EXERCISE OBJECTIVE: If a line in the material below has the word "this", copy it.

SOURCE MATERIAL:
◇ ◇ ◇ ◇ ◇ ◇ ◇

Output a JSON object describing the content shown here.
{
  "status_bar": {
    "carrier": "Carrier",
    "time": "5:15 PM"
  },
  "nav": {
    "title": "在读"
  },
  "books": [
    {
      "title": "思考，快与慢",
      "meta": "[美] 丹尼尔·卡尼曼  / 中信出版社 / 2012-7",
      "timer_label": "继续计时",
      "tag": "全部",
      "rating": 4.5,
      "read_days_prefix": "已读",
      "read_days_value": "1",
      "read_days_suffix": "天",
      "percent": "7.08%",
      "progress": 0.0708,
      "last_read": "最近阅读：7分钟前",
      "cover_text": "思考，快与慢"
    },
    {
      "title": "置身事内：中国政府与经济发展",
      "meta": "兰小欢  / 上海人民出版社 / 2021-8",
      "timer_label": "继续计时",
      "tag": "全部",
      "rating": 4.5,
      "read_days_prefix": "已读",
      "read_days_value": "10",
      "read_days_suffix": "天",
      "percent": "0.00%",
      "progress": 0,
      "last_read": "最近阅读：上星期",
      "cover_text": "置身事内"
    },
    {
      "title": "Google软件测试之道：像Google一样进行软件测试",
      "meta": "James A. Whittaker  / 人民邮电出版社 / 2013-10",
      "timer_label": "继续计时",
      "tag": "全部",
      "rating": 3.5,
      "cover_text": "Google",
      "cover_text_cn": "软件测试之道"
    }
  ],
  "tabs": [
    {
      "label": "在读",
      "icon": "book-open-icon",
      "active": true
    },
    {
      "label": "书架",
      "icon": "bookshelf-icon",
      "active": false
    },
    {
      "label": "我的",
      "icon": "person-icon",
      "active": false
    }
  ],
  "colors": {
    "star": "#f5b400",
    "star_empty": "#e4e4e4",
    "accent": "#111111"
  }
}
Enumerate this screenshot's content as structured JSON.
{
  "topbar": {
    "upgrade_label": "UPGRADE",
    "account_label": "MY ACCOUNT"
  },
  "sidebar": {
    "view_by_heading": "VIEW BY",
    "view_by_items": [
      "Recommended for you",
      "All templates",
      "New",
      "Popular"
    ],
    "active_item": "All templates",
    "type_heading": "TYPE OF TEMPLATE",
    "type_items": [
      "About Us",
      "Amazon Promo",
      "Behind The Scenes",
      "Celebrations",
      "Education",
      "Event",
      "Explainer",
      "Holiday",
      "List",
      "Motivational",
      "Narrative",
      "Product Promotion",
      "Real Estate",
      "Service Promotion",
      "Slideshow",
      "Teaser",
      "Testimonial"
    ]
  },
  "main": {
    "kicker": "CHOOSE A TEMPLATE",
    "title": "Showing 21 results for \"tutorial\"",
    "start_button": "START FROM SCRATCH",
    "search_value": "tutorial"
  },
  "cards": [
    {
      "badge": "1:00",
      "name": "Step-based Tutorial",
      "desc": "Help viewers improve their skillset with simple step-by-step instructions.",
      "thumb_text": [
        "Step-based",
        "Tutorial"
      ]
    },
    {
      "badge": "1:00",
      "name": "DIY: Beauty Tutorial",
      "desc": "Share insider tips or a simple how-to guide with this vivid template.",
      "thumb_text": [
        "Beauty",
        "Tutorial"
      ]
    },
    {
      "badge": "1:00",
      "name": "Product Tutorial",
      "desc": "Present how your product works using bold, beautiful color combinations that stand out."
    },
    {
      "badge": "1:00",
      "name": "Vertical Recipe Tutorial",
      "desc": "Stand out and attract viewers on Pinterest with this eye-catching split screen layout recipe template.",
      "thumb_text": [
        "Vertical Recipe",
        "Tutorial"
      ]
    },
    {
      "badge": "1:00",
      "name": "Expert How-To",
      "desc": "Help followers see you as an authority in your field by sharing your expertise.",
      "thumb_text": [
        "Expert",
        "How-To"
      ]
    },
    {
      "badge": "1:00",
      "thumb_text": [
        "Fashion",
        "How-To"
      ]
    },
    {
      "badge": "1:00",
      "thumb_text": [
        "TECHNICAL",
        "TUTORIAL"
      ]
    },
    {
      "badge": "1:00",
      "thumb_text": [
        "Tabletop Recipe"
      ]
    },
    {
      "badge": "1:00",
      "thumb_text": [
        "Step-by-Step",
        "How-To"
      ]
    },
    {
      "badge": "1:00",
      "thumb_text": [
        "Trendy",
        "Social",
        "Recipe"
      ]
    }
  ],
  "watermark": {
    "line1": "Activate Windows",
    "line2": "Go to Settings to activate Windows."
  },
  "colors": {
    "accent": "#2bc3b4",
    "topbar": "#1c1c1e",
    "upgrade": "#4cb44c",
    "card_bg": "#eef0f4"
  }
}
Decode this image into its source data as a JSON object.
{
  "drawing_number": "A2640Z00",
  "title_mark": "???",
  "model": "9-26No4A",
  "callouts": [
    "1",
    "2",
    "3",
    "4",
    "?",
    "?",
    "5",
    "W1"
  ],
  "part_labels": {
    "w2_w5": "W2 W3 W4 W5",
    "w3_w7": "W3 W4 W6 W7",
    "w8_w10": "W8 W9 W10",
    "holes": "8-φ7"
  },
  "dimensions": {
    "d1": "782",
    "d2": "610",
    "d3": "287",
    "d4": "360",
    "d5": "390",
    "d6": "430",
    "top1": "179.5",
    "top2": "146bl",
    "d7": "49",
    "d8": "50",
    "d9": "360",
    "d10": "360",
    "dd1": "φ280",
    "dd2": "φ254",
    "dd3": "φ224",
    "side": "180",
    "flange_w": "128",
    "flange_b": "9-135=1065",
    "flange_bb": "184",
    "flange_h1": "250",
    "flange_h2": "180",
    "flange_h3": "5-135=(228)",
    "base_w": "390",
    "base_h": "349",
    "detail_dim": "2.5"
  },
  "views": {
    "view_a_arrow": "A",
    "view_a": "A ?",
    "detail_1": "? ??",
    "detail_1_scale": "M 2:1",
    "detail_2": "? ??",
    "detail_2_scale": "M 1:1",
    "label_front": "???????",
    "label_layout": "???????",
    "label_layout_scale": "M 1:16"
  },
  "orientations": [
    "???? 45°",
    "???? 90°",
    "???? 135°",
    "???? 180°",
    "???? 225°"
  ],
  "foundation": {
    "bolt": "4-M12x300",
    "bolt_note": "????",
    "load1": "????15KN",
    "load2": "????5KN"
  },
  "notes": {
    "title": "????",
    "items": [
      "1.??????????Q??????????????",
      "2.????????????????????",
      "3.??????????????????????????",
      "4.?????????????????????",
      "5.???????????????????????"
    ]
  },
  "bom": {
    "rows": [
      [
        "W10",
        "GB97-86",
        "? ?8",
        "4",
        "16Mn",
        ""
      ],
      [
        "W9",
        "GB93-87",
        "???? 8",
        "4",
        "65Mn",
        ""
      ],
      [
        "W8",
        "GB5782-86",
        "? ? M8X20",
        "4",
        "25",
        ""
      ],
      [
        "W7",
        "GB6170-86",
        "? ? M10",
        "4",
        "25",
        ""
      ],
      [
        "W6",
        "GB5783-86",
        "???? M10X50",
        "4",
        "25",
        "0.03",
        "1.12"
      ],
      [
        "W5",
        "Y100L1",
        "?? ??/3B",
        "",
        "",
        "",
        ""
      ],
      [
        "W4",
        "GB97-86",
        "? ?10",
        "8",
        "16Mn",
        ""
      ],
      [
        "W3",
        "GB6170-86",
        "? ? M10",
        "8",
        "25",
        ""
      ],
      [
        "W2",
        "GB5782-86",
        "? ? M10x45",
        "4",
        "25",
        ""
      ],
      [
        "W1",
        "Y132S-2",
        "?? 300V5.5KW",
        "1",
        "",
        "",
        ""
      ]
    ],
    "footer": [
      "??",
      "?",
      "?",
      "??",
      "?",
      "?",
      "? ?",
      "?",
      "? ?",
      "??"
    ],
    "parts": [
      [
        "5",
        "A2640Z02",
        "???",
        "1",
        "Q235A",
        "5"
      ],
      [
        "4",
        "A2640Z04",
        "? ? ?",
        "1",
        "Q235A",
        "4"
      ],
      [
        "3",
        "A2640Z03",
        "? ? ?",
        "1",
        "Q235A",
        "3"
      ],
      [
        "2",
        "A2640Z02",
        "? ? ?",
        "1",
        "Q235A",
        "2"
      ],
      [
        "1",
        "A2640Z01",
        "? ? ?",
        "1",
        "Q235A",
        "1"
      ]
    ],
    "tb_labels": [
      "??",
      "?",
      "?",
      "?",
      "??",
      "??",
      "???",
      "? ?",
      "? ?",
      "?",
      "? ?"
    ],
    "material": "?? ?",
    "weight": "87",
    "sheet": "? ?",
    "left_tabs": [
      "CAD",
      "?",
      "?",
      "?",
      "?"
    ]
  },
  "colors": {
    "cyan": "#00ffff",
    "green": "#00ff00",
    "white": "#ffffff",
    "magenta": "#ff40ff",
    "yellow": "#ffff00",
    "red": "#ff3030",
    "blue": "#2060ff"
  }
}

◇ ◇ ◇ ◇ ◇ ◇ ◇

OUTPUT OF THE EXERCISE:
Enumerate this screenshot's content as structured JSON.
      "desc": "Share insider tips or a simple how-to guide with this vivid template.",
      "desc": "Stand out and attract viewers on Pinterest with this eye-catching split screen layout recipe template.",
Decode this image into its source data as a JSON object.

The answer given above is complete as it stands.